### Entries from a dataset of interfaces:
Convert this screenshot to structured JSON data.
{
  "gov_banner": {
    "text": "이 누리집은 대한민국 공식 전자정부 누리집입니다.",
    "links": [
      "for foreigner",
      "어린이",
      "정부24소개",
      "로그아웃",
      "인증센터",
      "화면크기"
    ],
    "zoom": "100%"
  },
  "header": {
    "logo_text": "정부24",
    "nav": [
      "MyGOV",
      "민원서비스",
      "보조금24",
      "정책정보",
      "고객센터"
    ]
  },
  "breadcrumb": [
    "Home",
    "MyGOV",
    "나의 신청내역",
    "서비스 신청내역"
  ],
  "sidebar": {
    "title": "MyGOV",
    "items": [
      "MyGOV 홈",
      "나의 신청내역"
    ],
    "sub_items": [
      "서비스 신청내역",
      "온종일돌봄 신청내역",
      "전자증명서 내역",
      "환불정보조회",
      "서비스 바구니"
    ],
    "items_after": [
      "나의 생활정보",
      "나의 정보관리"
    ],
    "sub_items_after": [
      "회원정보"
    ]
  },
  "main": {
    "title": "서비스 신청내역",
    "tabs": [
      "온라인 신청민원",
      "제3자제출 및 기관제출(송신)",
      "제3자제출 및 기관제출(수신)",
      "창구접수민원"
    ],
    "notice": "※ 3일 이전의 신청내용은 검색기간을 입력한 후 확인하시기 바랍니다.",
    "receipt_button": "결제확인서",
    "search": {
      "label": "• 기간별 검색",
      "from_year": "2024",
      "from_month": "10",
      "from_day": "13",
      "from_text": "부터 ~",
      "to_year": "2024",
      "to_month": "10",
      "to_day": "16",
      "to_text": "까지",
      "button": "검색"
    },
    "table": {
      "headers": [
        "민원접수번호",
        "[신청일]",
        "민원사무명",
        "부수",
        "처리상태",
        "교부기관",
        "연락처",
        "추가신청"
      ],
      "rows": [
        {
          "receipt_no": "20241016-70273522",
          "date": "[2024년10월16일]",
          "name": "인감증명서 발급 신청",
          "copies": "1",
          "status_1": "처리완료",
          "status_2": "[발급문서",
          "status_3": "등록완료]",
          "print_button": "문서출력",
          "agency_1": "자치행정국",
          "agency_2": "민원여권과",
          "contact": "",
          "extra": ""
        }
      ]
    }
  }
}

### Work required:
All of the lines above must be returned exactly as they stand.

### Answer space:
Convert this screenshot to structured JSON data.
{
  "gov_banner": {
    "text": "이 누리집은 대한민국 공식 전자정부 누리집입니다.",
    "links": [
      "for foreigner",
      "어린이",
      "정부24소개",
      "로그아웃",
      "인증센터",
      "화면크기"
    ],
    "zoom": "100%"
  },
  "header": {
    "logo_text": "정부24",
    "nav": [
      "MyGOV",
      "민원서비스",
      "보조금24",
      "정책정보",
      "고객센터"
    ]
  },
  "breadcrumb": [
    "Home",
    "MyGOV",
    "나의 신청내역",
    "서비스 신청내역"
  ],
  "sidebar": {
    "title": "MyGOV",
    "items": [
      "MyGOV 홈",
      "나의 신청내역"
    ],
    "sub_items": [
      "서비스 신청내역",
      "온종일돌봄 신청내역",
      "전자증명서 내역",
      "환불정보조회",
      "서비스 바구니"
    ],
    "items_after": [
      "나의 생활정보",
      "나의 정보관리"
    ],
    "sub_items_after": [
      "회원정보"
    ]
  },
  "main": {
    "title": "서비스 신청내역",
    "tabs": [
      "온라인 신청민원",
      "제3자제출 및 기관제출(송신)",
      "제3자제출 및 기관제출(수신)",
      "창구접수민원"
    ],
    "notice": "※ 3일 이전의 신청내용은 검색기간을 입력한 후 확인하시기 바랍니다.",
    "receipt_button": "결제확인서",
    "search": {
      "label": "• 기간별 검색",
      "from_year": "2024",
      "from_month": "10",
      "from_day": "13",
      "from_text": "부터 ~",
      "to_year": "2024",
      "to_month": "10",
      "to_day": "16",
      "to_text": "까지",
      "button": "검색"
    },
    "table": {
      "headers": [
        "민원접수번호",
        "[신청일]",
        "민원사무명",
        "부수",
        "처리상태",
        "교부기관",
        "연락처",
        "추가신청"
      ],
      "rows": [
        {
          "receipt_no": "20241016-70273522",
          "date": "[2024년10월16일]",
          "name": "인감증명서 발급 신청",
          "copies": "1",
          "status_1": "처리완료",
          "status_2": "[발급문서",
          "status_3": "등록완료]",
          "print_button": "문서출력",
          "agency_1": "자치행정국",
          "agency_2": "민원여권과",
          "contact": "",
          "extra": ""
        }
      ]
    }
  }
}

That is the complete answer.